Someone once defined “affirmative action” as the process by which the power elite discriminate against one group of underprivileged people in order to give an advantage to a second group of underprivileged people.
Now New York Times columnist Ross Douthat cites research that confirms that definition:
…Last year, two Princeton sociologists, Thomas Espenshade and Alexandria Walton Radford, published a book-length study of admissions and affirmative action at eight highly selective colleges and universities. Unsurprisingly, they found that the admissions process seemed to favor black and Hispanic applicants, while whites and Asians needed higher grades and SAT scores to get in. But what was striking, as Russell K. Nieli pointed out last week on the conservative Web site Minding the Campus, was which whites were most disadvantaged by the process: the downscale, the rural and the working-class.
This was particularly pronounced among the private colleges in the study. For minority applicants, the lower a family’s socioeconomic position, the more likely the student was to be admitted. For whites, though, it was the reverse. An upper-middle-class white applicant was three times more likely to be admitted than a lower-class white with similar qualifications.
This may be a money-saving tactic. In a footnote, Espenshade and Radford suggest that these institutions, conscious of their mandate to be multiethnic, may reserve their financial aid dollars “for students who will help them look good on their numbers of minority students,” leaving little room to admit financially strapped whites.
But cultural biases seem to be at work as well. Nieli highlights one of the study’s more remarkable findings: while most extracurricular activities increase your odds of admission to an elite school, holding a leadership role or winning awards in organizations like high school R.O.T.C., 4-H clubs and Future Farmers of America actually works against your chances. Consciously or unconsciously, the gatekeepers of elite education seem to incline against candidates who seem too stereotypically rural or right-wing or “Red America.”

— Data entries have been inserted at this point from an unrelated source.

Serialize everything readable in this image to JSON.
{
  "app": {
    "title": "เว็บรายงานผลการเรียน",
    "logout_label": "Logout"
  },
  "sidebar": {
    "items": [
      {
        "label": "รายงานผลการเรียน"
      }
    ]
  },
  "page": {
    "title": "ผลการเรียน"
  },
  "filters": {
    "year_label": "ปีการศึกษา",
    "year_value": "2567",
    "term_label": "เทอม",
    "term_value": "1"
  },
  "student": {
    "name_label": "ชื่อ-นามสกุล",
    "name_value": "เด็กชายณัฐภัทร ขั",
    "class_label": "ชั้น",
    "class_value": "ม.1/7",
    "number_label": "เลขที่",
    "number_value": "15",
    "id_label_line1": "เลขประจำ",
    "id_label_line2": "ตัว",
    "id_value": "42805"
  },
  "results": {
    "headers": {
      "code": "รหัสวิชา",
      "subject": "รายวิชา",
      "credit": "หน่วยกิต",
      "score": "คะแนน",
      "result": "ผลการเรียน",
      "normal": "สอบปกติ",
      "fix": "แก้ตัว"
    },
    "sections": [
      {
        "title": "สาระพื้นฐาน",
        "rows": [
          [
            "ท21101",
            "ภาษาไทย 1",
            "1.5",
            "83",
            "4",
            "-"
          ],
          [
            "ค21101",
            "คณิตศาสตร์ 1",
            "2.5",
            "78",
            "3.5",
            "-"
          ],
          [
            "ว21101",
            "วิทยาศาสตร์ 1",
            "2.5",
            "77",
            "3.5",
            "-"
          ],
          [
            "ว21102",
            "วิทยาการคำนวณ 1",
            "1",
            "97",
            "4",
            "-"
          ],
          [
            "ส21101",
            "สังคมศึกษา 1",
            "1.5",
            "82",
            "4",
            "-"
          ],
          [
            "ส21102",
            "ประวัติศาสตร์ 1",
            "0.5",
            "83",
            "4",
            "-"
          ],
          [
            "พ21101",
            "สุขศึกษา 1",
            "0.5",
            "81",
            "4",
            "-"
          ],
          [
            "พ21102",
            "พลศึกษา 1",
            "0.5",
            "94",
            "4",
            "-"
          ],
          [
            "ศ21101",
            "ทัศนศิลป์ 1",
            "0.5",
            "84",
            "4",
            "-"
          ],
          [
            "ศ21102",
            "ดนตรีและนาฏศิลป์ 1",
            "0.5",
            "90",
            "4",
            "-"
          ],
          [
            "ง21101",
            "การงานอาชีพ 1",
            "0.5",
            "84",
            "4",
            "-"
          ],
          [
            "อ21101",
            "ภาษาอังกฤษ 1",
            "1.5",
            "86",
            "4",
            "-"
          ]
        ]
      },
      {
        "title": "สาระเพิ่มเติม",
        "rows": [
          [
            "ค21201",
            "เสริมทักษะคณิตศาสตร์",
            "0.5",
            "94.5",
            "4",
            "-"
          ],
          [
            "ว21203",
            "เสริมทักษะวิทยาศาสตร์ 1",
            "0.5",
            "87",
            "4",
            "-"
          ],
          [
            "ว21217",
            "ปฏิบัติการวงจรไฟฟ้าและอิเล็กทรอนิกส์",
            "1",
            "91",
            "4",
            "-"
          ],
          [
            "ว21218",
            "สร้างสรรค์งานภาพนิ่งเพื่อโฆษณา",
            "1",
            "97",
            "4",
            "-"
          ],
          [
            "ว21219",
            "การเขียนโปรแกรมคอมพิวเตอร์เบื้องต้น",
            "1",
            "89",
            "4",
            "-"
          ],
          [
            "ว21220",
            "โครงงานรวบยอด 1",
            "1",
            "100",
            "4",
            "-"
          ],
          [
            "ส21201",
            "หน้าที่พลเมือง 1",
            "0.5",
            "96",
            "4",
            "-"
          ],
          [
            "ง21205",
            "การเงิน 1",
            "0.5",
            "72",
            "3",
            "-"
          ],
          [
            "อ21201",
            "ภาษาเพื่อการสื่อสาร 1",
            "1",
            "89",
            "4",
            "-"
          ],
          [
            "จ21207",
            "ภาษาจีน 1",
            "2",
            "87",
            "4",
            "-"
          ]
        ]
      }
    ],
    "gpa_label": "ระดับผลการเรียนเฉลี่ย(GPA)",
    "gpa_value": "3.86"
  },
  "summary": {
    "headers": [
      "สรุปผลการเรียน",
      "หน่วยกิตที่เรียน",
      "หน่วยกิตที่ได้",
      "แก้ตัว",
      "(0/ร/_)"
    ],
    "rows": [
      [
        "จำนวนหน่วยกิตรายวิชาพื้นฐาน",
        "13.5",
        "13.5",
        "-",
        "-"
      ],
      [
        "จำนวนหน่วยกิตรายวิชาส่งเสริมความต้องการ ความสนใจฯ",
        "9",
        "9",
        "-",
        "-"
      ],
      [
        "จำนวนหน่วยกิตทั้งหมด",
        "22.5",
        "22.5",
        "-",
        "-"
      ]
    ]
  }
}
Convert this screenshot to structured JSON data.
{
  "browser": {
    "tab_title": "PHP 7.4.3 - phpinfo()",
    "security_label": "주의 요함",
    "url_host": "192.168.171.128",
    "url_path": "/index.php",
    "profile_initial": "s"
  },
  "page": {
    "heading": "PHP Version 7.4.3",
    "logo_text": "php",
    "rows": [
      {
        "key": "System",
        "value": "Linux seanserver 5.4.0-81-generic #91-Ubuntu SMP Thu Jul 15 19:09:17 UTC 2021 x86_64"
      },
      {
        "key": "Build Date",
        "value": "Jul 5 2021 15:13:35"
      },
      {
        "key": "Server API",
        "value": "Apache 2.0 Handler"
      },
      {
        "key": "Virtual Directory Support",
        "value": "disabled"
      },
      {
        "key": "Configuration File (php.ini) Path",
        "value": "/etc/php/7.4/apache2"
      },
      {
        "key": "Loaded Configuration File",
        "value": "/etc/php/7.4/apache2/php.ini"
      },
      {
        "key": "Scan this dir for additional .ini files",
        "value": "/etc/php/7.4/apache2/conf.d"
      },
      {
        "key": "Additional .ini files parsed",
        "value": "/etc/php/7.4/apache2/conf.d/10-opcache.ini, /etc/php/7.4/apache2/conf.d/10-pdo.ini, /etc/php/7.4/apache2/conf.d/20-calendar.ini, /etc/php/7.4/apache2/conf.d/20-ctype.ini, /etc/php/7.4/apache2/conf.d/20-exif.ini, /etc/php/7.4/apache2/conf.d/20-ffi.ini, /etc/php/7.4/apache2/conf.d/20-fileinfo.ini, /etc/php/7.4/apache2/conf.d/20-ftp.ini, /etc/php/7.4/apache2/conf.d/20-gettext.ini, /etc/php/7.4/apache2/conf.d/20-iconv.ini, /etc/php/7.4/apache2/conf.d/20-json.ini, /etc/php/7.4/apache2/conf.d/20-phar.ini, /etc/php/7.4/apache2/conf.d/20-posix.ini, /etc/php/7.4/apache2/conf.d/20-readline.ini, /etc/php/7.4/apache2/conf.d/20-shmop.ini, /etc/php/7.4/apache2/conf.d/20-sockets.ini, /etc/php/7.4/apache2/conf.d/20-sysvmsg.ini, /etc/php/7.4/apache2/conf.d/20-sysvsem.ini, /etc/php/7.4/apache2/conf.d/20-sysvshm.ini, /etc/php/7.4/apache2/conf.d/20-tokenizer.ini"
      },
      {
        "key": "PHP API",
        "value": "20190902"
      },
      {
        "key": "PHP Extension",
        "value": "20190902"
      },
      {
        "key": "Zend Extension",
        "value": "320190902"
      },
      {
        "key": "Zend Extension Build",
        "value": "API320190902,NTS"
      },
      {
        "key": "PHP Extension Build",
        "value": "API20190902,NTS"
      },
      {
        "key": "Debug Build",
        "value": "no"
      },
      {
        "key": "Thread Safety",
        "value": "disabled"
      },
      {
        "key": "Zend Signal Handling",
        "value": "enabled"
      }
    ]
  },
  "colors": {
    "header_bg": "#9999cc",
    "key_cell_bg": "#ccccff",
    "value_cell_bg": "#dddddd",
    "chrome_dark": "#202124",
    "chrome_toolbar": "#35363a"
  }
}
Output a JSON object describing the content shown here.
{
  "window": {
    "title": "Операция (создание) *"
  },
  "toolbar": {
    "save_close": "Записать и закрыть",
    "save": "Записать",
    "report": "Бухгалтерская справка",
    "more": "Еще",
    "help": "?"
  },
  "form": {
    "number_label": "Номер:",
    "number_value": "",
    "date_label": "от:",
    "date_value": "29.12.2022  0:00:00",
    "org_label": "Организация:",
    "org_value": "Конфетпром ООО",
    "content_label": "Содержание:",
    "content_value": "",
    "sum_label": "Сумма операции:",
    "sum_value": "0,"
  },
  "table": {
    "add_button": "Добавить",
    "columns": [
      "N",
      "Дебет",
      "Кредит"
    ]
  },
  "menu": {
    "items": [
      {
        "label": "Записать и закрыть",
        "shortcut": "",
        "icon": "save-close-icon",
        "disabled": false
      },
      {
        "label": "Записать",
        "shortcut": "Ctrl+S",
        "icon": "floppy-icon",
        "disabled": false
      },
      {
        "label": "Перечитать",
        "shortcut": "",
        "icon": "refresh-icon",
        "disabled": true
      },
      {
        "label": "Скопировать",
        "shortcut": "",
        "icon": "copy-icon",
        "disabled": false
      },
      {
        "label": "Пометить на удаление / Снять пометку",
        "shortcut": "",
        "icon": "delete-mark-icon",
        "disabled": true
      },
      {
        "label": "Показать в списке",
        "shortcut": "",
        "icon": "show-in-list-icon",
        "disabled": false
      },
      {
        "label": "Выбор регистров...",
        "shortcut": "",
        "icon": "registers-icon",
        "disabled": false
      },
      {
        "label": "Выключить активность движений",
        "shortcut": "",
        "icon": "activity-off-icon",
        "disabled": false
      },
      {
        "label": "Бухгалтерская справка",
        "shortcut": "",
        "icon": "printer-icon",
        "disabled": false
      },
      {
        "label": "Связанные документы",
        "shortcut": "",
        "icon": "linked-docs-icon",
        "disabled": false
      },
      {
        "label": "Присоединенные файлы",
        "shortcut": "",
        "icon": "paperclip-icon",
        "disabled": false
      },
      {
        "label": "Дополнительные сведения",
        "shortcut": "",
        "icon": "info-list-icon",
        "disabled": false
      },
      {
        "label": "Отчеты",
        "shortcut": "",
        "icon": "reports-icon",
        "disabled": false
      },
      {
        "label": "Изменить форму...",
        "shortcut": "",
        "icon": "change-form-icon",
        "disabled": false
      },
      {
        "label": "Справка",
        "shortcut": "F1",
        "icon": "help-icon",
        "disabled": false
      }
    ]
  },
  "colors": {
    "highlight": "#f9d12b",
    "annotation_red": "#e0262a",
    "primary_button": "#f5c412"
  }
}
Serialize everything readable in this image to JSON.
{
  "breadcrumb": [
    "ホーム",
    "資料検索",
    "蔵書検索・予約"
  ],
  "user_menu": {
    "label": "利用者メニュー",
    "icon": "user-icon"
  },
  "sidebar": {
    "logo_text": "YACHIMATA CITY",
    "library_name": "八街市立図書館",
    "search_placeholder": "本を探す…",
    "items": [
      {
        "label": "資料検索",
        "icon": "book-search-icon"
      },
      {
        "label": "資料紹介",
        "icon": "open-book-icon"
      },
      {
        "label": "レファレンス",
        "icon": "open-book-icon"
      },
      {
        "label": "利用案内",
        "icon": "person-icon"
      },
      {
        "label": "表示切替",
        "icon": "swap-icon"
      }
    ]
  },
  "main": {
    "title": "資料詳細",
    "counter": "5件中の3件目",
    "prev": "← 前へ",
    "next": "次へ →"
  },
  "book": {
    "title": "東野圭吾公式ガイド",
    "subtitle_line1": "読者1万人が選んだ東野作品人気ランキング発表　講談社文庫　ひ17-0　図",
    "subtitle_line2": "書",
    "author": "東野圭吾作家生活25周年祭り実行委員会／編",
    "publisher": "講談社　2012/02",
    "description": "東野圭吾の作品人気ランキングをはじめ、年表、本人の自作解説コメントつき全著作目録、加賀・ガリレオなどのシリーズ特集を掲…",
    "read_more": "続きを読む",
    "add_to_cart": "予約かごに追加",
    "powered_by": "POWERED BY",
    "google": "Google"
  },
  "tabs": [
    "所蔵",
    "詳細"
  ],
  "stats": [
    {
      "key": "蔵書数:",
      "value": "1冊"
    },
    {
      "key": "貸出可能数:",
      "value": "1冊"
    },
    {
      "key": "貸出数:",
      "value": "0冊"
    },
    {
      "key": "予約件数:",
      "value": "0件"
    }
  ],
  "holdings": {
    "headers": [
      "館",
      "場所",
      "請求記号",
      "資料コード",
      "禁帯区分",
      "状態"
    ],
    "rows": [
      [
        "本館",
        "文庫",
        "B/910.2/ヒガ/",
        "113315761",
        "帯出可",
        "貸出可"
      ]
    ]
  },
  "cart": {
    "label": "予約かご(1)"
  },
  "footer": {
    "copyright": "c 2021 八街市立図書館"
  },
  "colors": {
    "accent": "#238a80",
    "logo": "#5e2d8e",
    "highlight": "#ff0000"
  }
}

This provides statistical confirmation for what alumni of highly selective universities already know. The most underrepresented groups on elite campuses often aren’t racial minorities; they’re working-class whites (and white Christians in particular) from conservative states and regions. Inevitably, the same underrepresentation persists in the elite professional ranks these campuses feed into: in law and philanthropy, finance and academia, the media and the arts…
Among the highly educated and liberal, meanwhile, the lack of contact with rural, working-class America generates all sorts of wild anxieties about what’s being plotted in the heartland. In the Bush years, liberals fretted about a looming evangelical theocracy. In the age of the Tea Parties, they see crypto-Klansmen and budding Timothy McVeighs everywhere they look…
And Robin Shepherd on the left’s descent into self-parody:
Now, let’s be clear about a couple of things right from the beginning: First, all other things being equal a liberal-democratic society should have no problem accommodating a multiplicity of different cultures, and the traditions and customs that go with them; Second, in a free society, again with that proviso — all other things being equal — the way people dress in particular should be entirely their affair. As general propositions about Western society, few would disagree.
But with the French parliament’s decision to ban the burka this week in mind, it is a sign of the shallowness of much of Europe’s liberal establishment that no greater level of sophistication about such issues, and the profound implications they entail, is currently possible. The burka ban has been variously described across the continent by bien pensant opinion as “racism” “bigotry” and “Islamophobia”. So much is to be expected. But in some cases, they have truly outdone themselves.
First prize in the contest for the stupidest commentary imaginable goes to none other then Britain’s very own Guardian newspaper, whose editorial today is in parts laugh-out-loud hilarious. Consider the following, as our heroes summon up every ounce of conceivable insight to deliver what they presumably regard as the coup de grace on French and, by extension, Western, hypocrisy:
“Users of the metro or underground learn instinctively to avoid looking each other in the eye. It is regarded as an intrusion. And yet no state legislature would think about passing a law that bans the wearing of sunglasses indoors on the grounds that it poses a threat to national security”.
I promise readers that I did not just make that quotation up. A form of dress so extreme in its oppression of women that it forces them to hide their faces from society and that thus represents a form of subjugation unheard of in Europe since the witch burning days of the Inquisition is being compared to keeping yourself to yourself on the underground railway system, or the wearing of sunglasses.
As we have seen many times, the liberal-establishment’s anti-Western, third-worldist prejudices trump pro-Western, enlightenment notions of universal rights at every turn. And the commitment to such prejudices is so intense that it must be upheld even at the expense of inviting ridicule…